▸ **What you will do**
All of the records below should be retyped exactly, with no pictures included.
---------- Listed entries ----------
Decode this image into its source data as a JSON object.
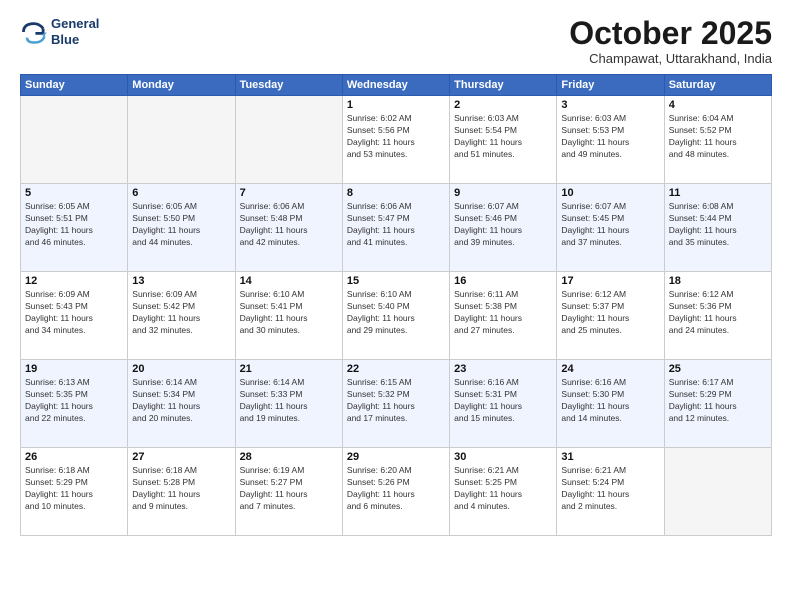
{
  "logo": {
    "line1": "General",
    "line2": "Blue"
  },
  "title": "October 2025",
  "subtitle": "Champawat, Uttarakhand, India",
  "days_header": [
    "Sunday",
    "Monday",
    "Tuesday",
    "Wednesday",
    "Thursday",
    "Friday",
    "Saturday"
  ],
  "weeks": [
    [
      {
        "day": "",
        "info": ""
      },
      {
        "day": "",
        "info": ""
      },
      {
        "day": "",
        "info": ""
      },
      {
        "day": "1",
        "info": "Sunrise: 6:02 AM\nSunset: 5:56 PM\nDaylight: 11 hours\nand 53 minutes."
      },
      {
        "day": "2",
        "info": "Sunrise: 6:03 AM\nSunset: 5:54 PM\nDaylight: 11 hours\nand 51 minutes."
      },
      {
        "day": "3",
        "info": "Sunrise: 6:03 AM\nSunset: 5:53 PM\nDaylight: 11 hours\nand 49 minutes."
      },
      {
        "day": "4",
        "info": "Sunrise: 6:04 AM\nSunset: 5:52 PM\nDaylight: 11 hours\nand 48 minutes."
      }
    ],
    [
      {
        "day": "5",
        "info": "Sunrise: 6:05 AM\nSunset: 5:51 PM\nDaylight: 11 hours\nand 46 minutes."
      },
      {
        "day": "6",
        "info": "Sunrise: 6:05 AM\nSunset: 5:50 PM\nDaylight: 11 hours\nand 44 minutes."
      },
      {
        "day": "7",
        "info": "Sunrise: 6:06 AM\nSunset: 5:48 PM\nDaylight: 11 hours\nand 42 minutes."
      },
      {
        "day": "8",
        "info": "Sunrise: 6:06 AM\nSunset: 5:47 PM\nDaylight: 11 hours\nand 41 minutes."
      },
      {
        "day": "9",
        "info": "Sunrise: 6:07 AM\nSunset: 5:46 PM\nDaylight: 11 hours\nand 39 minutes."
      },
      {
        "day": "10",
        "info": "Sunrise: 6:07 AM\nSunset: 5:45 PM\nDaylight: 11 hours\nand 37 minutes."
      },
      {
        "day": "11",
        "info": "Sunrise: 6:08 AM\nSunset: 5:44 PM\nDaylight: 11 hours\nand 35 minutes."
      }
    ],
    [
      {
        "day": "12",
        "info": "Sunrise: 6:09 AM\nSunset: 5:43 PM\nDaylight: 11 hours\nand 34 minutes."
      },
      {
        "day": "13",
        "info": "Sunrise: 6:09 AM\nSunset: 5:42 PM\nDaylight: 11 hours\nand 32 minutes."
      },
      {
        "day": "14",
        "info": "Sunrise: 6:10 AM\nSunset: 5:41 PM\nDaylight: 11 hours\nand 30 minutes."
      },
      {
        "day": "15",
        "info": "Sunrise: 6:10 AM\nSunset: 5:40 PM\nDaylight: 11 hours\nand 29 minutes."
      },
      {
        "day": "16",
        "info": "Sunrise: 6:11 AM\nSunset: 5:38 PM\nDaylight: 11 hours\nand 27 minutes."
      },
      {
        "day": "17",
        "info": "Sunrise: 6:12 AM\nSunset: 5:37 PM\nDaylight: 11 hours\nand 25 minutes."
      },
      {
        "day": "18",
        "info": "Sunrise: 6:12 AM\nSunset: 5:36 PM\nDaylight: 11 hours\nand 24 minutes."
      }
    ],
    [
      {
        "day": "19",
        "info": "Sunrise: 6:13 AM\nSunset: 5:35 PM\nDaylight: 11 hours\nand 22 minutes."
      },
      {
        "day": "20",
        "info": "Sunrise: 6:14 AM\nSunset: 5:34 PM\nDaylight: 11 hours\nand 20 minutes."
      },
      {
        "day": "21",
        "info": "Sunrise: 6:14 AM\nSunset: 5:33 PM\nDaylight: 11 hours\nand 19 minutes."
      },
      {
        "day": "22",
        "info": "Sunrise: 6:15 AM\nSunset: 5:32 PM\nDaylight: 11 hours\nand 17 minutes."
      },
      {
        "day": "23",
        "info": "Sunrise: 6:16 AM\nSunset: 5:31 PM\nDaylight: 11 hours\nand 15 minutes."
      },
      {
        "day": "24",
        "info": "Sunrise: 6:16 AM\nSunset: 5:30 PM\nDaylight: 11 hours\nand 14 minutes."
      },
      {
        "day": "25",
        "info": "Sunrise: 6:17 AM\nSunset: 5:29 PM\nDaylight: 11 hours\nand 12 minutes."
      }
    ],
    [
      {
        "day": "26",
        "info": "Sunrise: 6:18 AM\nSunset: 5:29 PM\nDaylight: 11 hours\nand 10 minutes."
      },
      {
        "day": "27",
        "info": "Sunrise: 6:18 AM\nSunset: 5:28 PM\nDaylight: 11 hours\nand 9 minutes."
      },
      {
        "day": "28",
        "info": "Sunrise: 6:19 AM\nSunset: 5:27 PM\nDaylight: 11 hours\nand 7 minutes."
      },
      {
        "day": "29",
        "info": "Sunrise: 6:20 AM\nSunset: 5:26 PM\nDaylight: 11 hours\nand 6 minutes."
      },
      {
        "day": "30",
        "info": "Sunrise: 6:21 AM\nSunset: 5:25 PM\nDaylight: 11 hours\nand 4 minutes."
      },
      {
        "day": "31",
        "info": "Sunrise: 6:21 AM\nSunset: 5:24 PM\nDaylight: 11 hours\nand 2 minutes."
      },
      {
        "day": "",
        "info": ""
      }
    ]
  ]
}
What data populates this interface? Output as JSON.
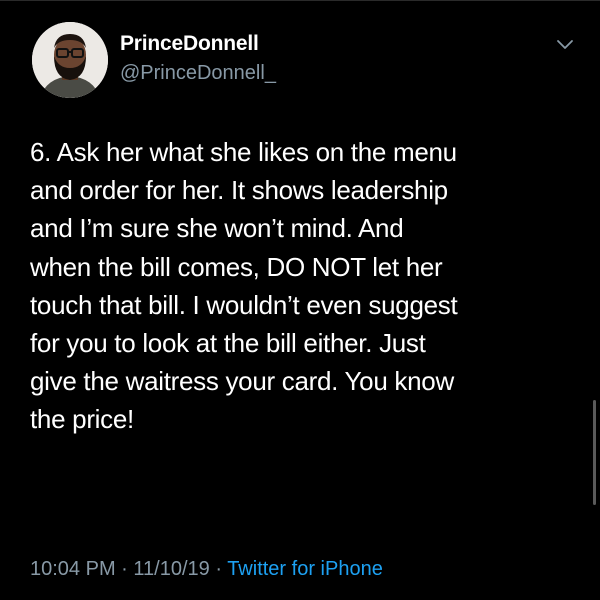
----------
▸ **Answer to this exercise**
Decode this image into its source data as a JSON object.
{
  "logo": {
    "line1": "General",
    "line2": "Blue"
  },
  "title": "October 2025",
  "subtitle": "Champawat, Uttarakhand, India",
  "days_header": [
    "Sunday",
    "Monday",
    "Tuesday",
    "Wednesday",
    "Thursday",
    "Friday",
    "Saturday"
  ],
  "weeks": [
    [
      {
        "day": "",
        "info": ""
      },
      {
        "day": "",
        "info": ""
      },
      {
        "day": "",
        "info": ""
      },
      {
        "day": "1",
        "info": "Sunrise: 6:02 AM\nSunset: 5:56 PM\nDaylight: 11 hours\nand 53 minutes."
      },
      {
        "day": "2",
        "info": "Sunrise: 6:03 AM\nSunset: 5:54 PM\nDaylight: 11 hours\nand 51 minutes."
      },
      {
        "day": "3",
        "info": "Sunrise: 6:03 AM\nSunset: 5:53 PM\nDaylight: 11 hours\nand 49 minutes."
      },
      {
        "day": "4",
        "info": "Sunrise: 6:04 AM\nSunset: 5:52 PM\nDaylight: 11 hours\nand 48 minutes."
      }
    ],
    [
      {
        "day": "5",
        "info": "Sunrise: 6:05 AM\nSunset: 5:51 PM\nDaylight: 11 hours\nand 46 minutes."
      },
      {
        "day": "6",
        "info": "Sunrise: 6:05 AM\nSunset: 5:50 PM\nDaylight: 11 hours\nand 44 minutes."
      },
      {
        "day": "7",
        "info": "Sunrise: 6:06 AM\nSunset: 5:48 PM\nDaylight: 11 hours\nand 42 minutes."
      },
      {
        "day": "8",
        "info": "Sunrise: 6:06 AM\nSunset: 5:47 PM\nDaylight: 11 hours\nand 41 minutes."
      },
      {
        "day": "9",
        "info": "Sunrise: 6:07 AM\nSunset: 5:46 PM\nDaylight: 11 hours\nand 39 minutes."
      },
      {
        "day": "10",
        "info": "Sunrise: 6:07 AM\nSunset: 5:45 PM\nDaylight: 11 hours\nand 37 minutes."
      },
      {
        "day": "11",
        "info": "Sunrise: 6:08 AM\nSunset: 5:44 PM\nDaylight: 11 hours\nand 35 minutes."
      }
    ],
    [
      {
        "day": "12",
        "info": "Sunrise: 6:09 AM\nSunset: 5:43 PM\nDaylight: 11 hours\nand 34 minutes."
      },
      {
        "day": "13",
        "info": "Sunrise: 6:09 AM\nSunset: 5:42 PM\nDaylight: 11 hours\nand 32 minutes."
      },
      {
        "day": "14",
        "info": "Sunrise: 6:10 AM\nSunset: 5:41 PM\nDaylight: 11 hours\nand 30 minutes."
      },
      {
        "day": "15",
        "info": "Sunrise: 6:10 AM\nSunset: 5:40 PM\nDaylight: 11 hours\nand 29 minutes."
      },
      {
        "day": "16",
        "info": "Sunrise: 6:11 AM\nSunset: 5:38 PM\nDaylight: 11 hours\nand 27 minutes."
      },
      {
        "day": "17",
        "info": "Sunrise: 6:12 AM\nSunset: 5:37 PM\nDaylight: 11 hours\nand 25 minutes."
      },
      {
        "day": "18",
        "info": "Sunrise: 6:12 AM\nSunset: 5:36 PM\nDaylight: 11 hours\nand 24 minutes."
      }
    ],
    [
      {
        "day": "19",
        "info": "Sunrise: 6:13 AM\nSunset: 5:35 PM\nDaylight: 11 hours\nand 22 minutes."
      },
      {
        "day": "20",
        "info": "Sunrise: 6:14 AM\nSunset: 5:34 PM\nDaylight: 11 hours\nand 20 minutes."
      },
      {
        "day": "21",
        "info": "Sunrise: 6:14 AM\nSunset: 5:33 PM\nDaylight: 11 hours\nand 19 minutes."
      },
      {
        "day": "22",
        "info": "Sunrise: 6:15 AM\nSunset: 5:32 PM\nDaylight: 11 hours\nand 17 minutes."
      },
      {
        "day": "23",
        "info": "Sunrise: 6:16 AM\nSunset: 5:31 PM\nDaylight: 11 hours\nand 15 minutes."
      },
      {
        "day": "24",
        "info": "Sunrise: 6:16 AM\nSunset: 5:30 PM\nDaylight: 11 hours\nand 14 minutes."
      },
      {
        "day": "25",
        "info": "Sunrise: 6:17 AM\nSunset: 5:29 PM\nDaylight: 11 hours\nand 12 minutes."
      }
    ],
    [
      {
        "day": "26",
        "info": "Sunrise: 6:18 AM\nSunset: 5:29 PM\nDaylight: 11 hours\nand 10 minutes."
      },
      {
        "day": "27",
        "info": "Sunrise: 6:18 AM\nSunset: 5:28 PM\nDaylight: 11 hours\nand 9 minutes."
      },
      {
        "day": "28",
        "info": "Sunrise: 6:19 AM\nSunset: 5:27 PM\nDaylight: 11 hours\nand 7 minutes."
      },
      {
        "day": "29",
        "info": "Sunrise: 6:20 AM\nSunset: 5:26 PM\nDaylight: 11 hours\nand 6 minutes."
      },
      {
        "day": "30",
        "info": "Sunrise: 6:21 AM\nSunset: 5:25 PM\nDaylight: 11 hours\nand 4 minutes."
      },
      {
        "day": "31",
        "info": "Sunrise: 6:21 AM\nSunset: 5:24 PM\nDaylight: 11 hours\nand 2 minutes."
      },
      {
        "day": "",
        "info": ""
      }
    ]
  ]
}
What data populates this interface? Output as JSON.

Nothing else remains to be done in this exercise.